When natural disasters strike, intelligent virtual assistants respond
- By Scott Clarke
- Mar 20, 2018
When citizens have a critical need, whether from events expected or unexpected, their rush to seek assistance can overwhelm even the most prepared government contact centers. So when recent natural disasters hit California, Texas, Florida and Puerto Rico, an immediate and massive response was needed by agencies tasked with helping affected citizens. In times like these, contact centers can become inundated -- not just in the immediate aftermath, but in the months following as victims file claims for assistance for housing, food, health care and more.
The unique urgency of addressing citizen service during natural disasters
When there is a natural disaster, call volumes to government agencies can spike. Without the ability to scale quickly, this extra traffic invariably leads to longer hold times for the citizens reaching out for help. Backlogs in both handling calls and processing the thousands of claims and appeals slows much-needed assistance and relief to citizens.
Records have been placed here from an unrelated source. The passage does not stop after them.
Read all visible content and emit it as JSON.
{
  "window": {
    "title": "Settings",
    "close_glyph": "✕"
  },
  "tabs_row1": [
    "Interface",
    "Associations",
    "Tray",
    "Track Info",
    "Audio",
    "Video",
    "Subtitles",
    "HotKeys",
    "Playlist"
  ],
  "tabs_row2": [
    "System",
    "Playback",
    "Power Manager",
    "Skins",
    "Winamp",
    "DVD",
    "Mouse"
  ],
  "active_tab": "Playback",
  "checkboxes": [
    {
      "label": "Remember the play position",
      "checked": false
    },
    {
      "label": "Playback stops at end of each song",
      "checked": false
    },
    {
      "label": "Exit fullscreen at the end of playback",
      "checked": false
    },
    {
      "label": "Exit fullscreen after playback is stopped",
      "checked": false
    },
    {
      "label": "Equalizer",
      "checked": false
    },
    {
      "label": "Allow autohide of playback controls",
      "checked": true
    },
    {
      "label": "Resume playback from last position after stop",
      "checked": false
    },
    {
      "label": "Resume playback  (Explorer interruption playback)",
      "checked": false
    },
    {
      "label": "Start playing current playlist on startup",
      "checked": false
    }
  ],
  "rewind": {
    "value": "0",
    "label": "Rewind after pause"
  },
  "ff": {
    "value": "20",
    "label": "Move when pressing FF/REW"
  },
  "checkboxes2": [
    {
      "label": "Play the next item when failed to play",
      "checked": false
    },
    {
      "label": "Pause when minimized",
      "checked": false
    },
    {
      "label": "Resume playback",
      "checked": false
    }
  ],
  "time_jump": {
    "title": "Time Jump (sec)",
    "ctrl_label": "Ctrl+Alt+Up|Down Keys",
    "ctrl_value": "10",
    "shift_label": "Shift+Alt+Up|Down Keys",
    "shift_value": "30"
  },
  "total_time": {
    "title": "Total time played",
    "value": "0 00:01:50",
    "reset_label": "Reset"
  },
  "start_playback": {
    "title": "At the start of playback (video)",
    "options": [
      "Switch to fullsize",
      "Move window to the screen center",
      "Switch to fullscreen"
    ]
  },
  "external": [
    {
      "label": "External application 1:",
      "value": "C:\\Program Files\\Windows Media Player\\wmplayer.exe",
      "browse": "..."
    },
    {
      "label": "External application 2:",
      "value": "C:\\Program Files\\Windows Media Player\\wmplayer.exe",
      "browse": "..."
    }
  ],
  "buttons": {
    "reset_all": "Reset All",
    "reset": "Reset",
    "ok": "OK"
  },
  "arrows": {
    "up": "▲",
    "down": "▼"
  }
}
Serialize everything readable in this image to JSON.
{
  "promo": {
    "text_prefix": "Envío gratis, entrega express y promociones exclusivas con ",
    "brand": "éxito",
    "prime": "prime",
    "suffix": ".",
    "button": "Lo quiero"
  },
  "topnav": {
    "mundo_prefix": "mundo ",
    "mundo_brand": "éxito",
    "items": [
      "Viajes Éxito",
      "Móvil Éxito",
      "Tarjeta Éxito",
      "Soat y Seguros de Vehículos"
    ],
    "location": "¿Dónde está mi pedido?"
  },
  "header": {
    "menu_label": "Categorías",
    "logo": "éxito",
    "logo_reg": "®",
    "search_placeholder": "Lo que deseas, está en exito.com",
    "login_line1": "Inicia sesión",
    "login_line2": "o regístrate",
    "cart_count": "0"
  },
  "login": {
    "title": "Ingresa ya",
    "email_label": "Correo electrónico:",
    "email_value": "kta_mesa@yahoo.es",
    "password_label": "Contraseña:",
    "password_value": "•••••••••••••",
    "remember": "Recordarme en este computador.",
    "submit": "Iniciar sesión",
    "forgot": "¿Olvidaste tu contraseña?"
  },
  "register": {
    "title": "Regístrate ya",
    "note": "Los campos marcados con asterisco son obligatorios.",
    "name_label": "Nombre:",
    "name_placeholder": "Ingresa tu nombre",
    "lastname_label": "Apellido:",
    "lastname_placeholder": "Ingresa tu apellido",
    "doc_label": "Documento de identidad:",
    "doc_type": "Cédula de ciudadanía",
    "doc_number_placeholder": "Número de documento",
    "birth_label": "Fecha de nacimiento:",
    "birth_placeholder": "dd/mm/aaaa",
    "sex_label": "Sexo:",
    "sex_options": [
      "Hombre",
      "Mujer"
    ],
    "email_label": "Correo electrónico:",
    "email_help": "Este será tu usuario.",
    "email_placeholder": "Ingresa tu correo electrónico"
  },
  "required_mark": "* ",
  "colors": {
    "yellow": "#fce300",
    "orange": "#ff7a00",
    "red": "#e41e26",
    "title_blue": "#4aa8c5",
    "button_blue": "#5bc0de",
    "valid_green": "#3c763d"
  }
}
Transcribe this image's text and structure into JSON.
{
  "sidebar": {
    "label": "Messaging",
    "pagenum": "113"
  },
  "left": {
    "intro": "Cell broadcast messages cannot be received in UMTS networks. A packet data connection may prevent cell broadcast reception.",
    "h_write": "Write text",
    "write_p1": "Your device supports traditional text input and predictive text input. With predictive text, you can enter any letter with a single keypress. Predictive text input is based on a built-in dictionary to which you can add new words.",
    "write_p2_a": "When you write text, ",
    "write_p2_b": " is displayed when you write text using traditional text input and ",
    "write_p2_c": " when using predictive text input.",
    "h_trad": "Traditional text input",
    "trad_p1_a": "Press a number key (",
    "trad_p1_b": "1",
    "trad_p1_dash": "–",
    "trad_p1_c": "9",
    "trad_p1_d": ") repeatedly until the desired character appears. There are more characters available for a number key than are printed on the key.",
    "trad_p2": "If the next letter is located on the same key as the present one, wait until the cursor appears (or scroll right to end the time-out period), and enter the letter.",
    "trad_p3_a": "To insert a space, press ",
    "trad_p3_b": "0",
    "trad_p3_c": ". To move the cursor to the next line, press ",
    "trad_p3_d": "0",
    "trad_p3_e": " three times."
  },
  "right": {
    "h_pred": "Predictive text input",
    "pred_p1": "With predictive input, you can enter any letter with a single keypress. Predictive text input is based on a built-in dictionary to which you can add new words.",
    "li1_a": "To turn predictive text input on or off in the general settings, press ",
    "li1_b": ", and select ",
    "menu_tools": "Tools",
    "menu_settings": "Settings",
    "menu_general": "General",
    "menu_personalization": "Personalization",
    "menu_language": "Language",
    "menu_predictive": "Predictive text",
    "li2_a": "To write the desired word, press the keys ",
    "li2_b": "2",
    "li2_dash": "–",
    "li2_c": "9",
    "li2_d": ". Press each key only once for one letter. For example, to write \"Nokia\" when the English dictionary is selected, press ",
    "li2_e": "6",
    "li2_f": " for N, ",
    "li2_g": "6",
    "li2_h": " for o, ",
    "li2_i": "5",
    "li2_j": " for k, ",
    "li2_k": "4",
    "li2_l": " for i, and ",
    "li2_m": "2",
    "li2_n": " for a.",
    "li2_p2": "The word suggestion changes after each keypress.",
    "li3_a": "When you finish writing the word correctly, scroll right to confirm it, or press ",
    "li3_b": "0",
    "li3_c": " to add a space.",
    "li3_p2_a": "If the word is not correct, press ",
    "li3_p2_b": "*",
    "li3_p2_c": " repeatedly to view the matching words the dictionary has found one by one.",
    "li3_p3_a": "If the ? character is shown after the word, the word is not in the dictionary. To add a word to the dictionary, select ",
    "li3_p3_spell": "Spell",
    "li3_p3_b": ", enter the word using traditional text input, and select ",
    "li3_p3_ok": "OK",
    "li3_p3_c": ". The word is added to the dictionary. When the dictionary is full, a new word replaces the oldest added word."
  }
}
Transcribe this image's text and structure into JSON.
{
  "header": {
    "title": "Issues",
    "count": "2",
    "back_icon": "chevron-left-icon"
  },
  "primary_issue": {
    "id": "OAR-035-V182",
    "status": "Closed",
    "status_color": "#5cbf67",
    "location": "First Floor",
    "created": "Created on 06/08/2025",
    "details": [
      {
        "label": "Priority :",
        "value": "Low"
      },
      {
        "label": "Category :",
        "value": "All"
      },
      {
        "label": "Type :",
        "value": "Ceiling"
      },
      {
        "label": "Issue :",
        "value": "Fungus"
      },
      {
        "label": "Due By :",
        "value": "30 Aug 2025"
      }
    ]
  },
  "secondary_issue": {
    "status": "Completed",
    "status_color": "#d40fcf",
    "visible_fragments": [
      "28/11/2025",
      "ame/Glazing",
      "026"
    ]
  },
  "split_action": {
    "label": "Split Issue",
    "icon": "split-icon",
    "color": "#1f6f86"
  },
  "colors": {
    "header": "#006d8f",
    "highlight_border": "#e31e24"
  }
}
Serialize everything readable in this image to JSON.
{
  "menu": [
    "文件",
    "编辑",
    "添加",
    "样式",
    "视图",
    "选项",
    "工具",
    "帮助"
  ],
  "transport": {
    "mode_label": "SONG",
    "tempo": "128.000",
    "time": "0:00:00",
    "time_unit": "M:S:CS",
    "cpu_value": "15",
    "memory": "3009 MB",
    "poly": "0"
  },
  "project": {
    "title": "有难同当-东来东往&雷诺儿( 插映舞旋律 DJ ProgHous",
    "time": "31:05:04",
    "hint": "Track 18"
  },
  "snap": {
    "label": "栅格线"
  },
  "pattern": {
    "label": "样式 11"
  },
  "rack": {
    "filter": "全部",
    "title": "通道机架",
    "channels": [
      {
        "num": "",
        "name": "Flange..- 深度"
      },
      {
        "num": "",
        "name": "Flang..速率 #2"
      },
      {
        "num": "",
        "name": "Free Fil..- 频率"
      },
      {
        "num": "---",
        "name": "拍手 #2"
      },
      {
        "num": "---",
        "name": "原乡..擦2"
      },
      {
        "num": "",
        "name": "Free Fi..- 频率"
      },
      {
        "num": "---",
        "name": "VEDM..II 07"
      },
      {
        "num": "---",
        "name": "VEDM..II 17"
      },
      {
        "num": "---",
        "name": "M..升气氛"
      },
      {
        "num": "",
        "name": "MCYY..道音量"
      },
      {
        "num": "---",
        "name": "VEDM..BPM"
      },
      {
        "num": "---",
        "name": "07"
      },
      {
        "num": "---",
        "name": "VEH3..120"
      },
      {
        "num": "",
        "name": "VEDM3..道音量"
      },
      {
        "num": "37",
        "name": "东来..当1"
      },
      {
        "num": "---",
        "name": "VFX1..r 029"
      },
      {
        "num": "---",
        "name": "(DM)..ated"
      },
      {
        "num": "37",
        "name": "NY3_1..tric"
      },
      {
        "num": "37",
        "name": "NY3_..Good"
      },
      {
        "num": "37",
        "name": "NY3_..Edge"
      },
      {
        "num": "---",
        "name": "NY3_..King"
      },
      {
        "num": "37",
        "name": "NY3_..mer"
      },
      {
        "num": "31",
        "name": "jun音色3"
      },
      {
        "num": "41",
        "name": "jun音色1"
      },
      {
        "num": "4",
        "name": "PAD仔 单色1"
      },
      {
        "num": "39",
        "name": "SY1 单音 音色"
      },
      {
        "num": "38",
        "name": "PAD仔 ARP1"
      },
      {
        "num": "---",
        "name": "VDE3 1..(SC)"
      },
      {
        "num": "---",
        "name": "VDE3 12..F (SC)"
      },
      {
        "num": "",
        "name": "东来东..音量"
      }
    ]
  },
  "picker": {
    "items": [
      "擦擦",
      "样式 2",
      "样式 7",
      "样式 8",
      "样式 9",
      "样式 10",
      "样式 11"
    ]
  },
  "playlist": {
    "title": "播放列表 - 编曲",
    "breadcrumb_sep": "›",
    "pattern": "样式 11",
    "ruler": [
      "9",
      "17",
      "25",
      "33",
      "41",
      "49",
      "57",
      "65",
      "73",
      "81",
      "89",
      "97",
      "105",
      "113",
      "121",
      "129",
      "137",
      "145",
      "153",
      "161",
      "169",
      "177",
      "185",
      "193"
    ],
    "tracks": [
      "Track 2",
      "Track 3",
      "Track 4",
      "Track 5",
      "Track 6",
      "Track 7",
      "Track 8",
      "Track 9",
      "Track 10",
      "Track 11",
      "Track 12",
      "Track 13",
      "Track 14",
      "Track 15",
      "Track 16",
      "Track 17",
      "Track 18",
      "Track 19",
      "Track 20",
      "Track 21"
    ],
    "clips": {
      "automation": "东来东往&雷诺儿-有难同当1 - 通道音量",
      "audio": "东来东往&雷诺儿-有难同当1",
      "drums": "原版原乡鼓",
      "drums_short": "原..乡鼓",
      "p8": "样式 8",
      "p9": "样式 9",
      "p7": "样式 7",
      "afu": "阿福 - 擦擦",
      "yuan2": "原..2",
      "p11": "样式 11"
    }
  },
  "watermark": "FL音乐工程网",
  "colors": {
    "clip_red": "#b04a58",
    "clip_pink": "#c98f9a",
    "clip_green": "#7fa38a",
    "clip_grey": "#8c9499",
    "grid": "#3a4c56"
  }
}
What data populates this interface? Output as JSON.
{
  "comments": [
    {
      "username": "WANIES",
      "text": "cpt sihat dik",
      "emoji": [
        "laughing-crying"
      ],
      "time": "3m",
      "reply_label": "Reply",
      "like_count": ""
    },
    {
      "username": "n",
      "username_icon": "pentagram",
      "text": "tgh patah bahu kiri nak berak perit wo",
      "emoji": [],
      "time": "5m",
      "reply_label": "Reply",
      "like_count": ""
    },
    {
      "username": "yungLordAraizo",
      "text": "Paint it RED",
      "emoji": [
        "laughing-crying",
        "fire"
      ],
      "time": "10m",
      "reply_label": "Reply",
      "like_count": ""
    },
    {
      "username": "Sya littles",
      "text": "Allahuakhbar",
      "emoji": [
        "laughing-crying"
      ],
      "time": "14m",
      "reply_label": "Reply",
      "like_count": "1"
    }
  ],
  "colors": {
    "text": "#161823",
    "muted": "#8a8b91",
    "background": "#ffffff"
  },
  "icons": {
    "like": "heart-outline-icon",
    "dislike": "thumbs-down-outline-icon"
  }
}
While leveraging additional staffing and systems from vendors that specialize in managing these surges can help, it is not practical to maintain them as a permanent solution. Procuring additional staffing and infrastructure for new or expanded contact centers is rarely cost-effective. It requires extensive time to execute and ultimately leaves agencies with expensive resources they have to maintain but may not always need.
Relief agencies are also keenly aware of budget and resource limitations, so they need a long-term, cost-effective solution that allows them to quickly and effectively establish or scale up contact centers during these volume spikes -- with both live agents and robust self-service tools. They must also be able to easily reduce services levels during down cycles, continually adjusting to maximize efficiencies, without lowering the quality of the citizen experience.
Intelligent virtual assistants can save critical resources
Artificial intelligence can be a valuable tool in addressing the citizen service challenges that arise from a natural disaster. With systems like contact center intelligent virtual assistants -- which take the best speech recognition technologies from traditional interactive voice response (IVR) systems and incorporate human assistance to circumvent their traditional restrictions -- citizens can resolve many of their own requests. This enables contact centers to process more citizen requests faster without increasing staffing.
“Citizens are used to an Amazon-like experience,” says Martha Dorris, a former GSA executive and founder of Dorris Consulting International. “They are comfortable using self-service tools to conduct a transaction, but they don’t want the run-around, especially not from an automated system.”
Additionally, intelligent virtual assistants use each interaction with a citizen to make the system smarter and more adept. By using machine learning and the help of a behind-the-scenes human assistor, it can overcome obstacles it encounters and then retain the action for future scenarios. These AI-enabled assistants can actually “learn” from experience and become adept enough to complete upwards of 60 percent of citizens’ requests. And, with a 95-percent success rate in recognizing natural speech, intelligent virtual assistants can reduce citizen frustration by preventing misunderstanding, repetition and misdirection.
Another benefit of the intelligent virtual assistant technology is that it is hosted in a secure cloud environment, eliminating the need for new facilities or expanded technology infrastructure. Agencies can choose when and where they use intelligent virtual assistants -- whether just to meet increased demand or as a part of their overall contact center strategies.
As unpredictable as natural disasters can be, we know they will occur. Agencies can increase their preparedness by incorporating AI-enabled intelligent virtual assistants into their response strategies. By including virtual assistants in their contact centers, as an emergency resource or as part of normal operations, agencies can avoid additional spending and backlogs, increase efficiencies, improve the citizen experience and delivery on their primary mission of helping people and communities recover from natural disasters.
Scott Clarke is vice president, contact center services, MAXIMUS Federal.